The US Government is very smartly letting Tom Swift Jr. handle the recovery of its probe to Jupiter. But a mystery missile suddenly intercepts the probe and splashes it in the South Atlantic.
Faced with a huge search task to find the probe on the ocean bottom, Tom soon realizes that the same shadowy group that attacked the probe is competing to find it, and no holds are barred: kidnap, coercion, and lethal force are all in play.
Under such circumstances, what can Tom do? What he does every time, of course! He invents some utterly cool device to get the job done! And his Electronic Hydrolung is just the beginning!
Serviss, Garrett P.
Garrett Putnam Serviss (1851-1929) was an astronomer, popularizer of astronomy, and early science fiction writer. Serviss showed a talent for explaining scientific details in a way that made them clear to the ordinary reader. Serviss's favorite topic was astronomy, as shown by the fact that of the fifteen books he wrote, eight are devoted to that science. He unquestionably was more widely read by the public on that topic than anyone prior to his time. In his private life Serviss was an enthusiastic mountain climber, describing his reaching the summit of the Matterhorn at the age of 43 as part of an effort "to get as far away from terrestrial gravity as possible." Five of Serviss's books are science fiction (a term not invented when he wrote).
Diffin, Charles W.
Once more Chet, Walt and Diane are united in a wild ride to the Dark Moon—but this time they go as prisoners of their deadly enemy Schwartzmann.

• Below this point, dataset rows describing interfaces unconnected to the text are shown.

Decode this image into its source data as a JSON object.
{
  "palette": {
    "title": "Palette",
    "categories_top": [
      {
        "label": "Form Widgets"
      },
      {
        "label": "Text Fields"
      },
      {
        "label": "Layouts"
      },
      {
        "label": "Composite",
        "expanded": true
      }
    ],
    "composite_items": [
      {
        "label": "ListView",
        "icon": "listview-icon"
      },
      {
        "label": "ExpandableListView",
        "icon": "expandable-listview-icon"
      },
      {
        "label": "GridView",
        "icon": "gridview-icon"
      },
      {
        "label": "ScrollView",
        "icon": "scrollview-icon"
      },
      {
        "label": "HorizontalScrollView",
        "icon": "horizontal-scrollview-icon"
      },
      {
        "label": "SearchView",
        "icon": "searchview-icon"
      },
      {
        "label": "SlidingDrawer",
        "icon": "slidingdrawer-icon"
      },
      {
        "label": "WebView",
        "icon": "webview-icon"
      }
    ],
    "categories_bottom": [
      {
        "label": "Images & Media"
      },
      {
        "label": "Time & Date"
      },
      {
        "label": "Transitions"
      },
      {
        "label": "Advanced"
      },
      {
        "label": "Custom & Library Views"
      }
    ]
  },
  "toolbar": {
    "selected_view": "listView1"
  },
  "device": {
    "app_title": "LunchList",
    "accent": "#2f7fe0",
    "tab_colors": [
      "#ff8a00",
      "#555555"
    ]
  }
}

After Civil Servant Philip Christy crosses paths with the mysterious Bertram Ingledew in the respectable suburb of Brackenhurst, Philip and his sister Frida, married to the wealthy Scot Robert Monteith, become friends with the stranger. Bertram has some unconventional concepts about society, and as the story unfolds, his beliefs and actions cause much disruption in the family and the neighbourhood.
Who is Bertram? Where does he come from? Allen explores some interesting ideas about society, some of which are curiously relevant today.
The story is preceded by an introduction which, although it may appear to have no connection with the story itself, the reader is earnestly besought by the author to read. The introduction begins as a diatribe against publishers, and develops into a philosophical justification of Allen's writing, and may, if desired, be omitted by the listener who is only interested in the story.
This book tells of a girl named Alice falling through a rabbit hole into a fantasy world populated by peculiar, anthropomorphic creatures.